Besides thinking about what your part will be made from, it is also important to think about how it will be made. Here’s where things start to get a little tricky, as there’s often more than one way to skin a cater, machine a part. We’ll start by looking at how design dictates the amount of setup time prior to machining.
Setup time, which consists of CAM (computer-aided manufacturing) programming, as well as machine setup and part fixturing, is commonly known as non-recurring engineering (NRE) cost. It typically makes up a large portion of a machining bill at the prototyping stage and should be minimized as much as possible.
It’s wise to assume your parts will be made on a 2.5/3 axis machine, due to their common availability.
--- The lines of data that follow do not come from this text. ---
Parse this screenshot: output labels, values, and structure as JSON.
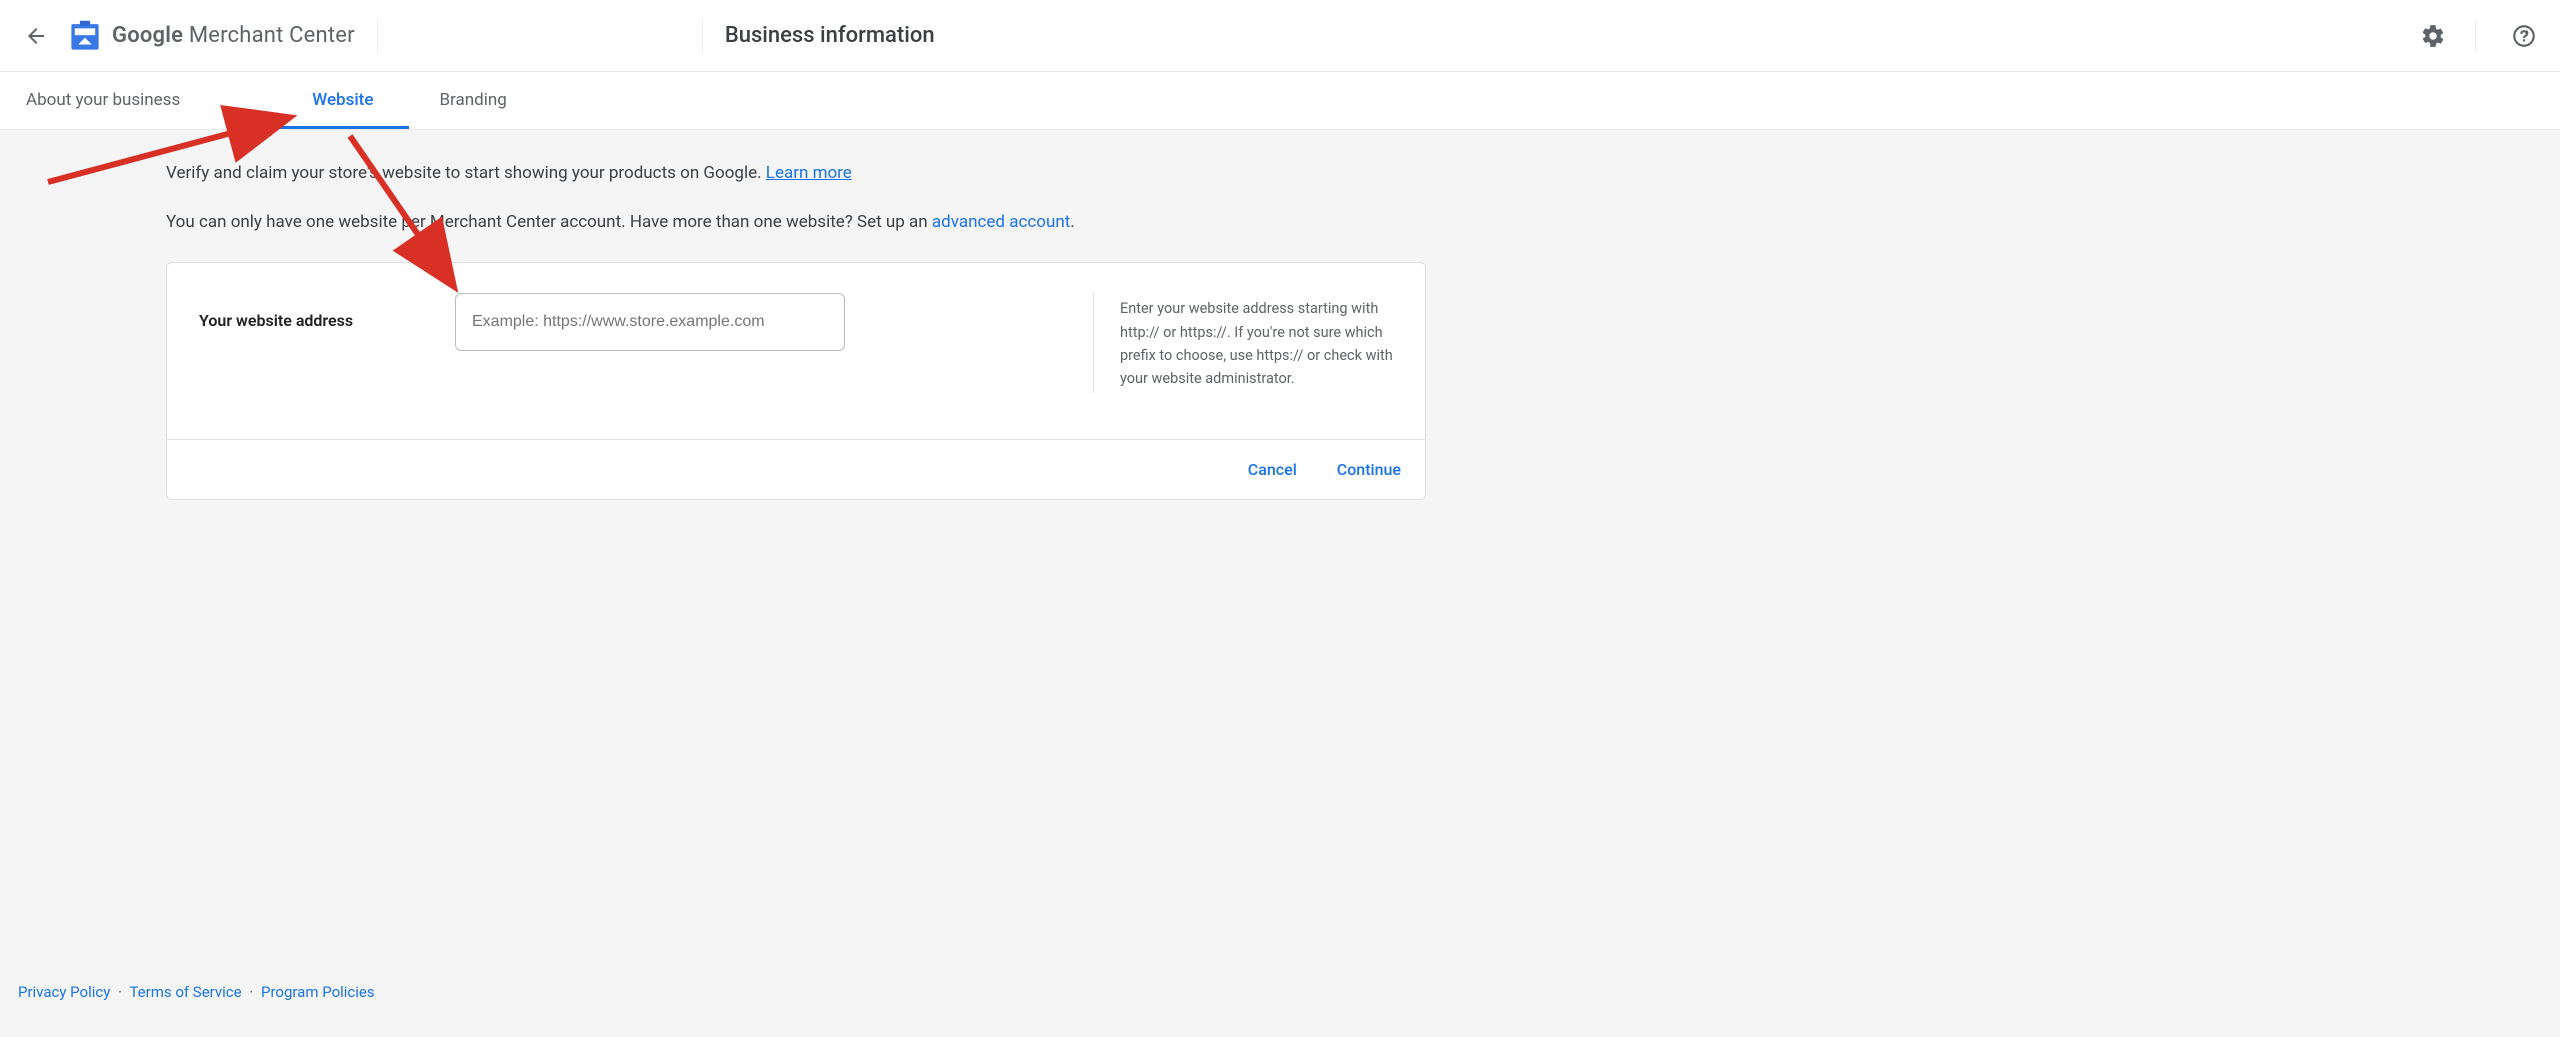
{
  "header": {
    "brand_bold": "Google",
    "brand_rest": " Merchant Center",
    "page_title": "Business information"
  },
  "tabs": [
    {
      "label": "About your business",
      "active": false
    },
    {
      "label": "Website",
      "active": true
    },
    {
      "label": "Branding",
      "active": false
    }
  ],
  "intro": {
    "line1_a": "Verify and claim your store's website to start showing your products on Google. ",
    "line1_link": "Learn more",
    "line2_a": "You can only have one website per Merchant Center account. Have more than one website? Set up an ",
    "line2_link": "advanced account",
    "line2_b": "."
  },
  "card": {
    "field_label": "Your website address",
    "input_value": "",
    "input_placeholder": "Example: https://www.store.example.com",
    "hint": "Enter your website address starting with http:// or https://. If you're not sure which prefix to choose, use https:// or check with your website administrator.",
    "cancel": "Cancel",
    "continue": "Continue"
  },
  "footer": {
    "privacy": "Privacy Policy",
    "terms": "Terms of Service",
    "program": "Program Policies"
  }
}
With this machine type, aside from the part profile, features can only be machined on one side at a time.
Most parts can be machined in six setups or less, as they are made from a six-sided, prismatic piece of stock material, such as a sheet, bar, or strip, that’s held in place by a vice or vacuum table (or sometimes just double-sided tape!). You should try to reduce this number as much as possible—1 or 2 is ideal—as each setup requires its own CAM program and fixturing step.
4. Avoid using special fixturing
Occasionally, your part may have features that require non-standard fixturing, another source of added cost. These types of fixtures are varied enough to warrant a separate discussion, but below are two common ones and the features to avoid if you aren’t willing to shell out the extra dough.
Soft Jaws—parts with complex or organic geometry cannot always be held reliably in a standard vice, so a set of jaws with geometry mirroring the part surface are machined for a better grip.
Sine Bar—parts with features not parallel or normal to stock surfaces, such as a hole at a 30-degree angle, will need to be set up using this device, which allows the workpiece to be held at custom angles.
5. Reduce Machining Time
The last aspect of cost savings to consider is the actual time it takes to machine your part. For the most part, this is dictated by the two things you’ve already taken into consideration: material and part design.
Impact of Material Type
If your functional requirements allow you material flexibility, choosing the most machinable one should save money. In general, harder materials take longer to machine, due to the risk of breaking tools, but there are also exceptions to this rule. A few tips to keep in mind:
Cutting plastics too fast will cause the tool to rub the material, rather than cut it, leaving an undesirable surface finish. Aluminum, though harder than plastics like ABS, is actually slightly easier to machine, although the material cost may be a tradeoff.
In the case of steels, the higher the carbon content of the alloy, the harder it is, and the more difficult it is to machine. Try to aim for a low carbon version of an alloy, if possible (e.g., 316L over regular 316). 303 Stainless Steel is the fastest to machine. Metals containing magnesium or zinc, such as brass, are highly machinable.
Impact of Part DesignAgain, your functional requirements will likely drive part design, but here’s a list of considerations to keep in mind:
Tolerances—Tighter tolerances = higher cost.
Hole size & depth—Deep, small holes are slow to machine accurately and prone to tool breakage. Avoid if possible.
Internal radii—The smaller the radius, the smaller the end mill required to create it. The smaller the endmill, the slower it must machine. Go as big as is practical.
Depth of cut—Like holes, extra deep pockets take a long time to machine and may require special-order tools. Try to go no deeper than 10X your smallest internal radius (5X tool diameter).
Wall thickness—Thin walls require extra care. Our recommended absolute minimum is 1.0mm for plastics and 0.5mm for metals.
Undercuts—Certain features, such as O-ring grooves or keyways, can (and often must be) machined with a tool made especially for undercuts. Other than this, it’s not usually a good idea to design a part with overhanging material.
This article introduce the 9 Factors affect CNC Machining Cost. Order quantity, Size of Parts, Material,Manufacturing equipment,Labor Costs.etc. And how to reduce CNC machining cost suggestion.